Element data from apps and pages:
******

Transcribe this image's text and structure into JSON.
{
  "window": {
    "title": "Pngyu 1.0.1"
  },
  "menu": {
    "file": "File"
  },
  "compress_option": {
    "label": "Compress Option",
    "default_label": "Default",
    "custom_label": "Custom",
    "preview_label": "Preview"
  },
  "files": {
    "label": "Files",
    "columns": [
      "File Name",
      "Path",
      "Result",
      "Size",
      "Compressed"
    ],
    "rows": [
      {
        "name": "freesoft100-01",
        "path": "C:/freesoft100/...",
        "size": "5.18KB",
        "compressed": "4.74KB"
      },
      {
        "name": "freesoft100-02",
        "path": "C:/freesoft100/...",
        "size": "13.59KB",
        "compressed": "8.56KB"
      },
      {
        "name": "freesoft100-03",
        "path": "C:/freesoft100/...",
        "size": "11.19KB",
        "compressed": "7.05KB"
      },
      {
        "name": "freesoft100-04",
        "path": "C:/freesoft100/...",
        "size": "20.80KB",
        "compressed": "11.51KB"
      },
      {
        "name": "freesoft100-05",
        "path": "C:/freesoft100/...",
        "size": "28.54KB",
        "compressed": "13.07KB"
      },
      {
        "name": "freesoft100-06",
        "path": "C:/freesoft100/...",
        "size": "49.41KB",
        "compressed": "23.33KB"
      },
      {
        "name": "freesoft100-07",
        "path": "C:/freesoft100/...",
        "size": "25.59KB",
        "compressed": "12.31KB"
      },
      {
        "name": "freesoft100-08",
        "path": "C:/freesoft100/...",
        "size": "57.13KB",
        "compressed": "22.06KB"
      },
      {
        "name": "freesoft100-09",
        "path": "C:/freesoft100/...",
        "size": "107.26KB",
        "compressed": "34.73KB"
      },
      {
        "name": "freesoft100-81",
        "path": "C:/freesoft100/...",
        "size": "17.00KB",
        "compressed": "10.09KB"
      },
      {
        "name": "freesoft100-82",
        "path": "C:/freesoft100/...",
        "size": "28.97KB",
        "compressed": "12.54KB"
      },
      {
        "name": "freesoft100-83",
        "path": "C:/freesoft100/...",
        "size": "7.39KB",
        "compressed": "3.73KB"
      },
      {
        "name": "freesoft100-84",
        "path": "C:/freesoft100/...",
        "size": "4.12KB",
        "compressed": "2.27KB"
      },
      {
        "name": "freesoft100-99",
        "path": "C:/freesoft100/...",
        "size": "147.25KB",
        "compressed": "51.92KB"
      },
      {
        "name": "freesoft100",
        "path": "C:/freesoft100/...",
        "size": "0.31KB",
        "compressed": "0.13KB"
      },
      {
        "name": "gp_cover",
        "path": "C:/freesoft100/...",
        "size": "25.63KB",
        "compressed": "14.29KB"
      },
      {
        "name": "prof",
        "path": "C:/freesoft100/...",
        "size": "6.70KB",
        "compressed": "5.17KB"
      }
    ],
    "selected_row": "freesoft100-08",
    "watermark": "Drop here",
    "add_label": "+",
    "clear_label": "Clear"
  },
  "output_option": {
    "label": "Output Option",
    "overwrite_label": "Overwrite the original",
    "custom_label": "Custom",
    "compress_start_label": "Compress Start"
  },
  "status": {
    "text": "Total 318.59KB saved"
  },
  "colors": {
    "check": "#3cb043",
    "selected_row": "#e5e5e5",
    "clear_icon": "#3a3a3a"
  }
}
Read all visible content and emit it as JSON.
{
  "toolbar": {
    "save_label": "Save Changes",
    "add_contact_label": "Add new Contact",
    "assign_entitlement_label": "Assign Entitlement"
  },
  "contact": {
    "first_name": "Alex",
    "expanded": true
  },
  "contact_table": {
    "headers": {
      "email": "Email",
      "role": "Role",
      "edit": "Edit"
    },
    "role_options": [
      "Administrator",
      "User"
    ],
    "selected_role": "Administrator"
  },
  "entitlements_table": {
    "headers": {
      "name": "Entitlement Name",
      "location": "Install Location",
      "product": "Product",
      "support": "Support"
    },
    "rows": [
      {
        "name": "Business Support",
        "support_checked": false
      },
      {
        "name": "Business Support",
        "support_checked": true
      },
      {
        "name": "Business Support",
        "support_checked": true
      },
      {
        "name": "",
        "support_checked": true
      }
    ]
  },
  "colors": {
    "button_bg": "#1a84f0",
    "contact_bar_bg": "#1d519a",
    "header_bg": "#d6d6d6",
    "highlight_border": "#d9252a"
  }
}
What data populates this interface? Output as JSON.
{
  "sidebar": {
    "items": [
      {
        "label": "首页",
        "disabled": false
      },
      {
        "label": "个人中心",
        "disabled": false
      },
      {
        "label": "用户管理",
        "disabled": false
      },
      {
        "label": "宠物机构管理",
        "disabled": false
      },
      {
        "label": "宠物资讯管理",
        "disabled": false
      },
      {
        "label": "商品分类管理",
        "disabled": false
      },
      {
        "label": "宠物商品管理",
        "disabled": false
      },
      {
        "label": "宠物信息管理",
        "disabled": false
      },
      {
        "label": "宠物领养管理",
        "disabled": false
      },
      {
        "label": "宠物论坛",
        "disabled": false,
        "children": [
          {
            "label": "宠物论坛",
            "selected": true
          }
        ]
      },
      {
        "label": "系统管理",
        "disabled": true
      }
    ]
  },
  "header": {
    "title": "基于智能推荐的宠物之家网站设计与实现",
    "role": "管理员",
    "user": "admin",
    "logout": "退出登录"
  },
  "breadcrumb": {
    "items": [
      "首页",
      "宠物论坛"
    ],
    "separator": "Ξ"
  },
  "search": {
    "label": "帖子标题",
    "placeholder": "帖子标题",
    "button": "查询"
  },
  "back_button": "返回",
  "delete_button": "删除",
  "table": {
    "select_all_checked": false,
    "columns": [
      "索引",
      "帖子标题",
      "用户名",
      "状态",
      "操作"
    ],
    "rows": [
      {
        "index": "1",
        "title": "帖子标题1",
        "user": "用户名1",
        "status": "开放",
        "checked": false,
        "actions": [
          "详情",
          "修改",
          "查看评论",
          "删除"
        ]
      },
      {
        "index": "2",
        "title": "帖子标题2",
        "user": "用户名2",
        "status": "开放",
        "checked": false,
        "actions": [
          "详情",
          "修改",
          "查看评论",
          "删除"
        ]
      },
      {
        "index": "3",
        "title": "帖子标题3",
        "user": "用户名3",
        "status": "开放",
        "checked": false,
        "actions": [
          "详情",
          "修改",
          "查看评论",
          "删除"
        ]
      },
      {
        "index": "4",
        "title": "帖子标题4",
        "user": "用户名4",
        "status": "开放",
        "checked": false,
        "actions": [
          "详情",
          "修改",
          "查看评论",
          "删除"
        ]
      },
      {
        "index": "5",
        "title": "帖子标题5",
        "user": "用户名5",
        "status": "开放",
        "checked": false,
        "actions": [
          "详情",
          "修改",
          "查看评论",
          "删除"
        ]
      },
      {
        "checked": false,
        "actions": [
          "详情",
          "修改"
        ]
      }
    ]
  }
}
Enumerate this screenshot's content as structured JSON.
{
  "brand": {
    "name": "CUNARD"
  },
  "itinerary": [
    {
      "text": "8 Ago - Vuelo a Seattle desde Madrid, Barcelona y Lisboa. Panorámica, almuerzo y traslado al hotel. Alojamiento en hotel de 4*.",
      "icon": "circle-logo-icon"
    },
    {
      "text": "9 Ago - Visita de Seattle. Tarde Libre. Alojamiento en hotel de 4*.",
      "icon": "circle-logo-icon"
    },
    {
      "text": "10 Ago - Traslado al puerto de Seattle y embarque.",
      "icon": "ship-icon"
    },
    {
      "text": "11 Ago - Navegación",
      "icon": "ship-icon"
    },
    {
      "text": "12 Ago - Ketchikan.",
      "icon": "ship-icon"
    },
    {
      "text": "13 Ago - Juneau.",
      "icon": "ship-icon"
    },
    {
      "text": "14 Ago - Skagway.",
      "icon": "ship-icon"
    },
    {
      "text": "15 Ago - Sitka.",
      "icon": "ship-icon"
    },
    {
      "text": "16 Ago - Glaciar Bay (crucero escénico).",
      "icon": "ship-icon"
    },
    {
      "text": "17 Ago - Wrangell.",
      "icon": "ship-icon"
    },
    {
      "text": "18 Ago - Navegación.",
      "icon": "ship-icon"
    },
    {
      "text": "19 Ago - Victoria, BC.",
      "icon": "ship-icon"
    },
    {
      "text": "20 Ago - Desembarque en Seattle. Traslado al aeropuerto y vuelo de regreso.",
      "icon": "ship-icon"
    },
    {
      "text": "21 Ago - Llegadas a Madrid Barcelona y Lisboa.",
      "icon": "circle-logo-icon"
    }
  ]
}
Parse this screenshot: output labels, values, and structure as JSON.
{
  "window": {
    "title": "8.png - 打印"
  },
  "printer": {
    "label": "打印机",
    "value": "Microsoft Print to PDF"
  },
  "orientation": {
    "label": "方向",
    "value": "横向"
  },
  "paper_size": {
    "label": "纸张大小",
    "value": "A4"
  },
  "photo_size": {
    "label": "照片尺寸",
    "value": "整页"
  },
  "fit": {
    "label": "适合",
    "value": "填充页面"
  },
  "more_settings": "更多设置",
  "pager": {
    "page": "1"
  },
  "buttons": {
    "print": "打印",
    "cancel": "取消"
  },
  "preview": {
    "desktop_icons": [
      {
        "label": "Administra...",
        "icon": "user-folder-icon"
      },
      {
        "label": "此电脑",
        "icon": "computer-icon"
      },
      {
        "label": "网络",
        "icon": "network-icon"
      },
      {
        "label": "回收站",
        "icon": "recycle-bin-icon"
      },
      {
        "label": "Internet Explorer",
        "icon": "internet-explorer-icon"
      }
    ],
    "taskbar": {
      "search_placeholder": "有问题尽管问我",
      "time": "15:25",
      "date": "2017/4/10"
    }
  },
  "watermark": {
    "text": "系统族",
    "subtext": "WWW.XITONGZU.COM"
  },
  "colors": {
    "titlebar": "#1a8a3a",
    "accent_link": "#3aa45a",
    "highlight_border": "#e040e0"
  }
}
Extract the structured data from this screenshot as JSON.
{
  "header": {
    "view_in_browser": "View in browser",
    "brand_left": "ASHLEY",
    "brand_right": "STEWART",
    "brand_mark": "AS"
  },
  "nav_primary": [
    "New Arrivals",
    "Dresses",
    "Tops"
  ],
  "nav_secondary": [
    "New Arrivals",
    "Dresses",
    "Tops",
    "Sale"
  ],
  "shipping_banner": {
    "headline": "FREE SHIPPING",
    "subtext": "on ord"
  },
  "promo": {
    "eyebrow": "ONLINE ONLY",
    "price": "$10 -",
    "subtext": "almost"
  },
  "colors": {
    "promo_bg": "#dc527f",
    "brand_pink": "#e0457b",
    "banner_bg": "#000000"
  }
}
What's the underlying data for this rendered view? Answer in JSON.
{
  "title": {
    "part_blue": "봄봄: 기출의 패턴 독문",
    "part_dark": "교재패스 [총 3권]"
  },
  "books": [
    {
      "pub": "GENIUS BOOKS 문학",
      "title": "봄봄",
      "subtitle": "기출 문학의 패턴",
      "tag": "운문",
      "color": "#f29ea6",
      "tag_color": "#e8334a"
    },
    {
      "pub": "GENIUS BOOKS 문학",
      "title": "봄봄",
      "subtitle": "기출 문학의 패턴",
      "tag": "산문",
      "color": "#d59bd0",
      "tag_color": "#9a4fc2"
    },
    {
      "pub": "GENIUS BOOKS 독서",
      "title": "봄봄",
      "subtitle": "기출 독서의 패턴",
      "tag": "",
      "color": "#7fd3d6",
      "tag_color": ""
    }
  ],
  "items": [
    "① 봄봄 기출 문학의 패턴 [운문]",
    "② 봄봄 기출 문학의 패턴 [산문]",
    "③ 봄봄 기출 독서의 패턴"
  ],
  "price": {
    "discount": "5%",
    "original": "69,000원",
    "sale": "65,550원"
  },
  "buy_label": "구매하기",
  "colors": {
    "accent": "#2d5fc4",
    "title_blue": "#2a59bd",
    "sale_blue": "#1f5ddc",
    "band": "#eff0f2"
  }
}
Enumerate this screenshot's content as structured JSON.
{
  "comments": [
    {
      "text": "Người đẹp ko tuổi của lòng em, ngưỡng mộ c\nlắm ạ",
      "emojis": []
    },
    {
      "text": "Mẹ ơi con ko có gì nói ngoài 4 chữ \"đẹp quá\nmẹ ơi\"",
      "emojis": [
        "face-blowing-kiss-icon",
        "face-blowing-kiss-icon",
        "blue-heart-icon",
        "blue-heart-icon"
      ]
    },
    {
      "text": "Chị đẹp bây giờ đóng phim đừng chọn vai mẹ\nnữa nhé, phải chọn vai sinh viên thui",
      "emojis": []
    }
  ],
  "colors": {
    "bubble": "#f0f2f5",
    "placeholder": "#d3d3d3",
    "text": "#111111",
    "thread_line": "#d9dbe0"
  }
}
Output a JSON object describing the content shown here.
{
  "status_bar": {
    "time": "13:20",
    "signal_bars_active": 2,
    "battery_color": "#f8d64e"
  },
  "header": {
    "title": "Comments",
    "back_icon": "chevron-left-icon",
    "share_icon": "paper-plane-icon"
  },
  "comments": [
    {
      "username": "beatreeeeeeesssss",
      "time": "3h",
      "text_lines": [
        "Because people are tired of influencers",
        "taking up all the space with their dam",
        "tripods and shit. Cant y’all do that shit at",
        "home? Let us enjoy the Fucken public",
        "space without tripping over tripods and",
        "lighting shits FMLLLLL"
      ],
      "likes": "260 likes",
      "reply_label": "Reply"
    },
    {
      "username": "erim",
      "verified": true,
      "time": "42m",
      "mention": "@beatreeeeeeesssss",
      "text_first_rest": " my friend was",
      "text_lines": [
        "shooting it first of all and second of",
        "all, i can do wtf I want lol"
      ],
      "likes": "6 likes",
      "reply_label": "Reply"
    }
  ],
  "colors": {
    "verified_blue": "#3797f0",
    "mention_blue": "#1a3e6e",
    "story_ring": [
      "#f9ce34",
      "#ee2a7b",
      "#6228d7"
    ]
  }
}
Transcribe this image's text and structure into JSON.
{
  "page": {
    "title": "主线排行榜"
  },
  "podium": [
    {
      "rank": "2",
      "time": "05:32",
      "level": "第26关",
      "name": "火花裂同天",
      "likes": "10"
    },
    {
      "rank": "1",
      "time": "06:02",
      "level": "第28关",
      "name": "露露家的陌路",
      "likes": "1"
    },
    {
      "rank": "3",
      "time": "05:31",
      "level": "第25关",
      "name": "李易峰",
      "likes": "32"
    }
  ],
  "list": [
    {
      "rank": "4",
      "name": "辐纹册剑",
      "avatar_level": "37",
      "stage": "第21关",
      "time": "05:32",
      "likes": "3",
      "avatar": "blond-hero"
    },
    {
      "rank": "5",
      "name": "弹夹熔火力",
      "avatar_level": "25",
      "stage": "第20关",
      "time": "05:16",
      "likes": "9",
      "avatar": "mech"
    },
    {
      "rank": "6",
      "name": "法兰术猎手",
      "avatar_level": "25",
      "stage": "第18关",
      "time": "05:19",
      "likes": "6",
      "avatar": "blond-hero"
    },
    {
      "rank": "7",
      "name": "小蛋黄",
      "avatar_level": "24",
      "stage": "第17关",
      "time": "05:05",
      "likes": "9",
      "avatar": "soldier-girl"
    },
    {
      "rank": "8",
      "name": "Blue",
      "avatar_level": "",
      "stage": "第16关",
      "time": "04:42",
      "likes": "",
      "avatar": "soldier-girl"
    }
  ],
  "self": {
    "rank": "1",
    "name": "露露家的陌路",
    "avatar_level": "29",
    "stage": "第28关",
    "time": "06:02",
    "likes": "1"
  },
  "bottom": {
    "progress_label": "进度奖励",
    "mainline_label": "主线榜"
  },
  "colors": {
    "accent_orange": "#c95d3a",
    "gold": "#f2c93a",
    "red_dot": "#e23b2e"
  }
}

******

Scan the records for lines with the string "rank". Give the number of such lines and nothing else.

9